JoFr, your comments on installing Ubuntu on Samsung Chronos Series 7 are very helpful, thank you! Actually, there has been a whole lot more going on behind the scenes with the Samsung Chronos series. Apparently, you have been spared of the horrendous issue when Chronos laptops get bricked during Ubuntu installation, see https://bugs.launchpad.net/ubuntu-cdimage/+bug/1040557 Personally, I never imagined that something like that — bricking a laptop to the point of black screen, no response, no BIOS screen, just nothing at all — would ever be possible with something like an Ubuntu installation. Apparently, it happened to many people who attempted to install Ubuntu on a Samsung 5 or 7 series laptop with UEFI mode enabled.
First, congratulations on dodging the bullet and having your system operational after all! Considering what happened to many people in similar circumstances, you are a lucky one.
Second, I would very much appreciate some details on the specifications and configuration of your system, such as what your Chronos model number was and what BIOS settings you had during your Ubuntu installation. Also, it would be quite helpful to know if you used a USB or CD installation and any other particulars that might help others to repeat your installation process and to avoid bricking their system.
I just got an NP700Z5C, and I am anxious to install Ubuntu on it and avoid having to go through the route of returning a bricked system back to the store.
Were you able to install Ubuntu on your Samsung NP700z5c ? Was the installation process exactly same as described in this post ? I have bought same laptop (NP700z5c-S02UB to be precise). I am worried about bricking laptop, therefore would like to know your experience.
Modify /etc/modprobe.d/blacklist with “blacklist samsung-laptop” … reboot.

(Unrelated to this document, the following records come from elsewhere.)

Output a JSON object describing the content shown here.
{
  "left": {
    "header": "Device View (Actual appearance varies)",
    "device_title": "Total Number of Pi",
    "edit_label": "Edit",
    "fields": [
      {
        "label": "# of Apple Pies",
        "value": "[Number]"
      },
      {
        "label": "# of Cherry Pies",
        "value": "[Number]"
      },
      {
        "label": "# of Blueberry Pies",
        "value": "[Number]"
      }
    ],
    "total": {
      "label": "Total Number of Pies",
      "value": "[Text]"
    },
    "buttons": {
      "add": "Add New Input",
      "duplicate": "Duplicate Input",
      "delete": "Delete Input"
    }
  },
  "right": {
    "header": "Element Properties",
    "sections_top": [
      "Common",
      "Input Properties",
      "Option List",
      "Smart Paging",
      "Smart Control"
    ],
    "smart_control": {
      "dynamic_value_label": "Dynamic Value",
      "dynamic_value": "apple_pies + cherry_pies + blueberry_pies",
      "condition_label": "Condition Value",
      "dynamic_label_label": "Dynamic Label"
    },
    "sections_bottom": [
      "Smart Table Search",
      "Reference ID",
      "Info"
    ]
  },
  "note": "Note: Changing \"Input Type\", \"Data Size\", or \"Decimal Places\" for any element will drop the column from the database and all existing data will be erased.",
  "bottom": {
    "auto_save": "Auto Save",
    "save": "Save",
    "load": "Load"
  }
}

Problem fixed.
Unfortunately, blacklisting samsung-laptop disables some functionality, such as: webcam is no longer recognized (no Skype video!), power button is no longer functional once Ubuntu is loaded, keyboard backlighting no longer works.
Congrats!!! Great piece of advice given here!
I have a brandnew Samsung NP770Z5E S02DE and was really anxious to get Linux installed but at the same time heard all UEFI brick causing trouble Samsung has. So I took the whole way. Replaced the HDD with a nice Samsung 500GB SSD. An interesting experience in itself. Especially opening the housing…
Once you have the HDD mirrored on the SSD (Samsung tool did that reliably and smoothly!) and the base cover is removed – it’s easy. Restarted on W8 without any problems!
Then I did as described here! Thank you very much for that detailed description! Perfect work! Including settings on UEFI and CMS, just UEFI etc.
The only troublesome point was at boot-repair time which I did by USB stick boot and apt-get procedures described on the boot-repair link.
Boot-repair reported something like:”You hace legacy BIOS activated, maybe you want to retry repairing EFI settings after proper reboot!” Which of course is not possible (or at least was not for me, since the USB boot did not work under “UEFI OS only” – even though the stick was recognized properly!)
I ignored the warning went through the whole procedures which ended in an error message and the remark to consult a given link and send that link to boot-repair’s support team. I expected the worst after reboot – but it worked!!!
Boots kubuntu 13.04 and W8! And the SSD makes it an extremely convenient and fast experience!
So thanks again.
PS Touchpad is only recognized as Mouse. Keyboard backlight does not work etc. Not yet – anyway! ;-)